Entries from a dataset of interfaces

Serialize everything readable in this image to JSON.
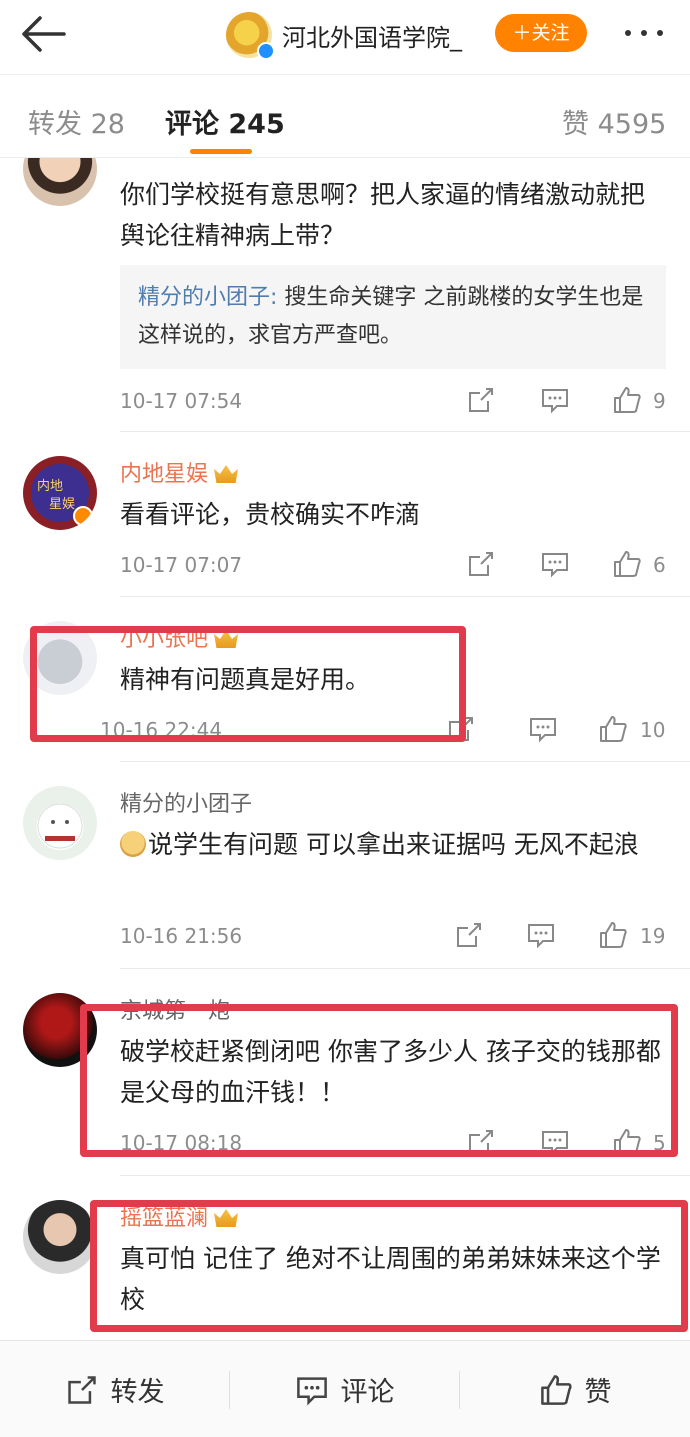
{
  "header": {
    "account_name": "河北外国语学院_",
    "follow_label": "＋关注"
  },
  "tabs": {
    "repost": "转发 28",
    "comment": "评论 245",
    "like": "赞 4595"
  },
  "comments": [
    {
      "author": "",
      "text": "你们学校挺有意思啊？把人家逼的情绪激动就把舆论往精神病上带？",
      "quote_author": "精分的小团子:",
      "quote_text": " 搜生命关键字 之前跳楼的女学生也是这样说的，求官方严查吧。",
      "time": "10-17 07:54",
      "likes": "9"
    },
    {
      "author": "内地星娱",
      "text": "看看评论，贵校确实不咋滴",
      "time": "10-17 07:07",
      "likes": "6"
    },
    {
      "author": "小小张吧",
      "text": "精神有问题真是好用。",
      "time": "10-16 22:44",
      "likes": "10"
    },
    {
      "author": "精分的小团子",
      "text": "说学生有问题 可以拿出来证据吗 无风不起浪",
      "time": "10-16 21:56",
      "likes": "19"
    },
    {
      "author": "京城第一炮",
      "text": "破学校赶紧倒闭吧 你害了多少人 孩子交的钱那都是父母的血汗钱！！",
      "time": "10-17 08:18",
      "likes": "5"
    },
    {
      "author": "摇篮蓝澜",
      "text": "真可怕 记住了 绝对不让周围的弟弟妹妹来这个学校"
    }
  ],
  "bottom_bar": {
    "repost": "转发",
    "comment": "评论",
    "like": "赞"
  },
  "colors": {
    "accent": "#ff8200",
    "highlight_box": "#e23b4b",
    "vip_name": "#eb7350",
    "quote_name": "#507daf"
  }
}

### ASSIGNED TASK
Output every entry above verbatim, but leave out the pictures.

### ANSWER SPACE
Serialize everything readable in this image to JSON.
{
  "header": {
    "account_name": "河北外国语学院_",
    "follow_label": "＋关注"
  },
  "tabs": {
    "repost": "转发 28",
    "comment": "评论 245",
    "like": "赞 4595"
  },
  "comments": [
    {
      "author": "",
      "text": "你们学校挺有意思啊？把人家逼的情绪激动就把舆论往精神病上带？",
      "quote_author": "精分的小团子:",
      "quote_text": " 搜生命关键字 之前跳楼的女学生也是这样说的，求官方严查吧。",
      "time": "10-17 07:54",
      "likes": "9"
    },
    {
      "author": "内地星娱",
      "text": "看看评论，贵校确实不咋滴",
      "time": "10-17 07:07",
      "likes": "6"
    },
    {
      "author": "小小张吧",
      "text": "精神有问题真是好用。",
      "time": "10-16 22:44",
      "likes": "10"
    },
    {
      "author": "精分的小团子",
      "text": "说学生有问题 可以拿出来证据吗 无风不起浪",
      "time": "10-16 21:56",
      "likes": "19"
    },
    {
      "author": "京城第一炮",
      "text": "破学校赶紧倒闭吧 你害了多少人 孩子交的钱那都是父母的血汗钱！！",
      "time": "10-17 08:18",
      "likes": "5"
    },
    {
      "author": "摇篮蓝澜",
      "text": "真可怕 记住了 绝对不让周围的弟弟妹妹来这个学校"
    }
  ],
  "bottom_bar": {
    "repost": "转发",
    "comment": "评论",
    "like": "赞"
  },
  "colors": {
    "accent": "#ff8200",
    "highlight_box": "#e23b4b",
    "vip_name": "#eb7350",
    "quote_name": "#507daf"
  }
}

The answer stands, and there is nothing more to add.